[WHAT YOU ARE ASKED TO DO] Report every line from the following entries that contains the string "JSON".

━━━━━ EXCERPTED RECORDS ━━━━━

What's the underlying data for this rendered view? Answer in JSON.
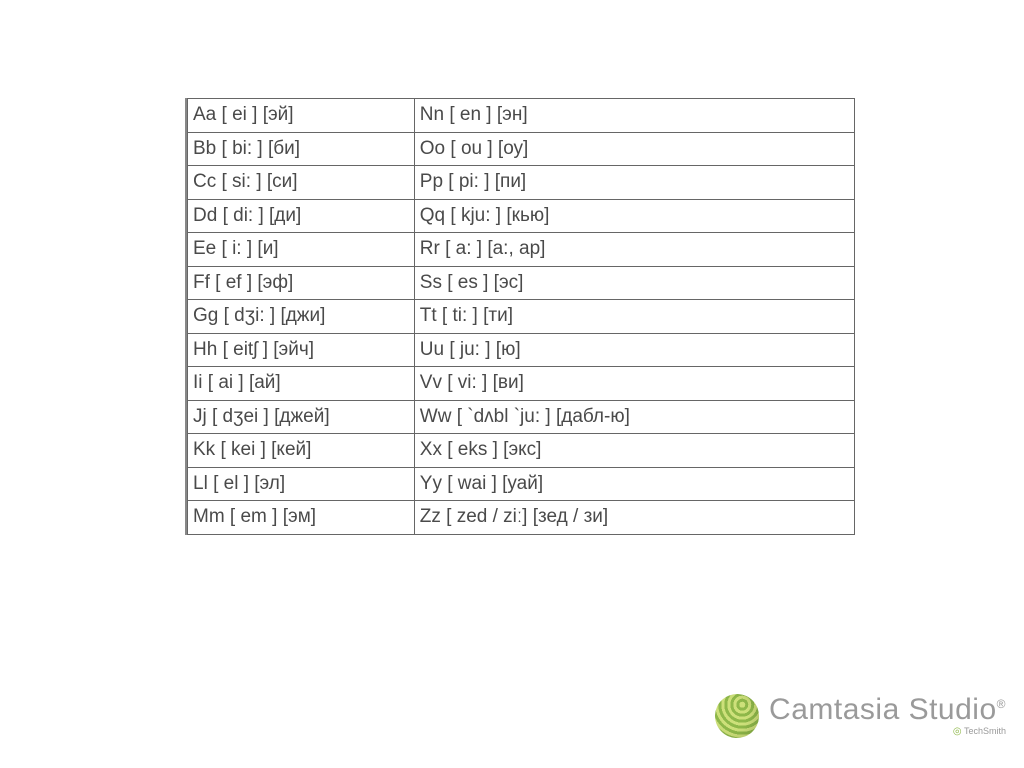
{
  "alphabet": {
    "rows": [
      {
        "left": "Aa [ ei ] [эй]",
        "right": "Nn [ en ] [эн]"
      },
      {
        "left": "Bb [ bi: ] [би]",
        "right": "Oo [ ou ] [оу]"
      },
      {
        "left": "Cc [ si: ] [си]",
        "right": "Pp [ pi: ] [пи]"
      },
      {
        "left": "Dd [ di: ] [ди]",
        "right": "Qq [ kju: ] [кью]"
      },
      {
        "left": "Ee [ i: ] [и]",
        "right": "Rr [ a: ] [а:, ар]"
      },
      {
        "left": "Ff [ ef ] [эф]",
        "right": "Ss [ es ] [эс]"
      },
      {
        "left": "Gg [ dʒi: ] [джи]",
        "right": "Tt [ ti: ] [ти]"
      },
      {
        "left": "Hh [ eitʃ ] [эйч]",
        "right": "Uu [ ju: ] [ю]"
      },
      {
        "left": "Ii [ ai ] [ай]",
        "right": "Vv [ vi: ] [ви]"
      },
      {
        "left": "Jj [ dʒei ] [джей]",
        "right": "Ww [ `dʌbl `ju: ] [дабл-ю]"
      },
      {
        "left": "Kk [ kei ] [кей]",
        "right": "Xx [ eks ] [экс]"
      },
      {
        "left": "Ll [ el ] [эл]",
        "right": "Yy [ wai ] [уай]"
      },
      {
        "left": "Mm [ em ] [эм]",
        "right": "Zz [ zed / ziː] [зед / зи]"
      }
    ]
  },
  "watermark": {
    "title": "Camtasia Studio",
    "reg": "®",
    "sub_prefix": "◎",
    "sub_text": "TechSmith"
  }
}
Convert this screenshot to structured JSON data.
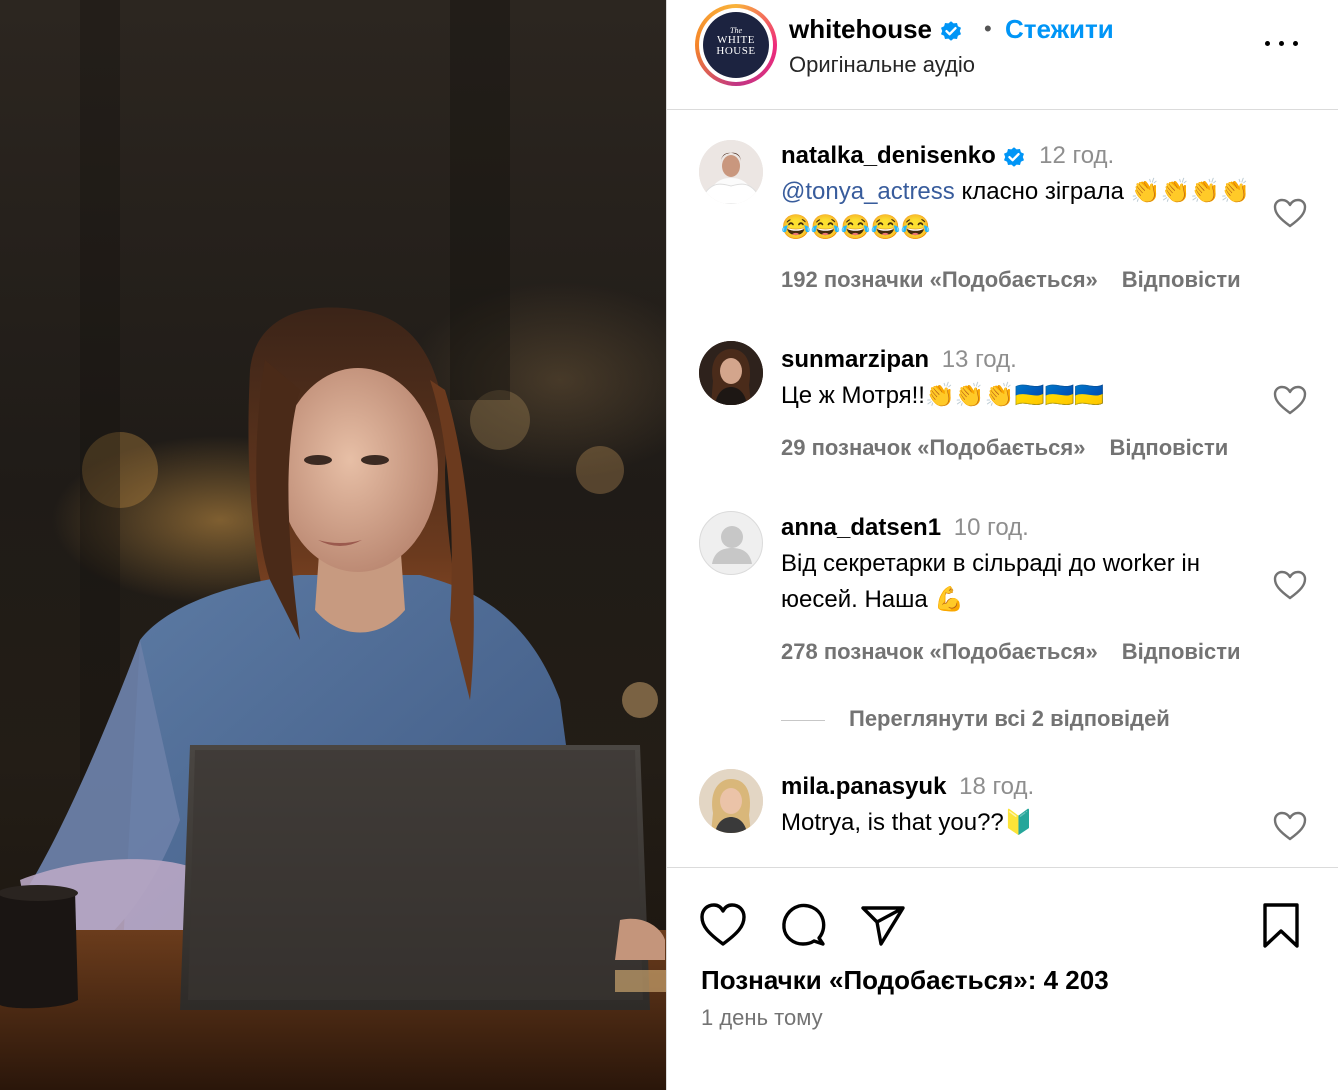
{
  "header": {
    "username": "whitehouse",
    "separator": "•",
    "follow_label": "Стежити",
    "audio_label": "Оригінальне аудіо",
    "logo_small": "The",
    "logo_line1": "WHITE",
    "logo_line2": "HOUSE"
  },
  "comments": [
    {
      "username": "natalka_denisenko",
      "verified": true,
      "time": "12 год.",
      "mention": "@tonya_actress",
      "text": " класно зіграла 👏👏👏👏😂😂😂😂😂",
      "likes_label": "192 позначки «Подобається»",
      "reply_label": "Відповісти"
    },
    {
      "username": "sunmarzipan",
      "time": "13 год.",
      "text": "Це ж Мотря!!👏👏👏🇺🇦🇺🇦🇺🇦",
      "likes_label": "29 позначок «Подобається»",
      "reply_label": "Відповісти"
    },
    {
      "username": "anna_datsen1",
      "time": "10 год.",
      "text": "Від секретарки в сільраді до worker ін юесей. Наша 💪",
      "likes_label": "278 позначок «Подобається»",
      "reply_label": "Відповісти"
    },
    {
      "username": "mila.panasyuk",
      "time": "18 год.",
      "text": "Motrya, is that you??🔰",
      "likes_label": "",
      "reply_label": ""
    }
  ],
  "view_replies_label": "Переглянути всі 2 відповідей",
  "footer": {
    "likes_label": "Позначки «Подобається»: 4 203",
    "time_ago": "1 день тому"
  },
  "colors": {
    "link_blue": "#0095f6",
    "verified_blue": "#0095f6",
    "mention": "#385c9c",
    "muted": "#737373"
  }
}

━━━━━

[TASK OUTPUT]
What's the underlying data for this rendered view? Answer in JSON.
Convert this screenshot to structured JSON data.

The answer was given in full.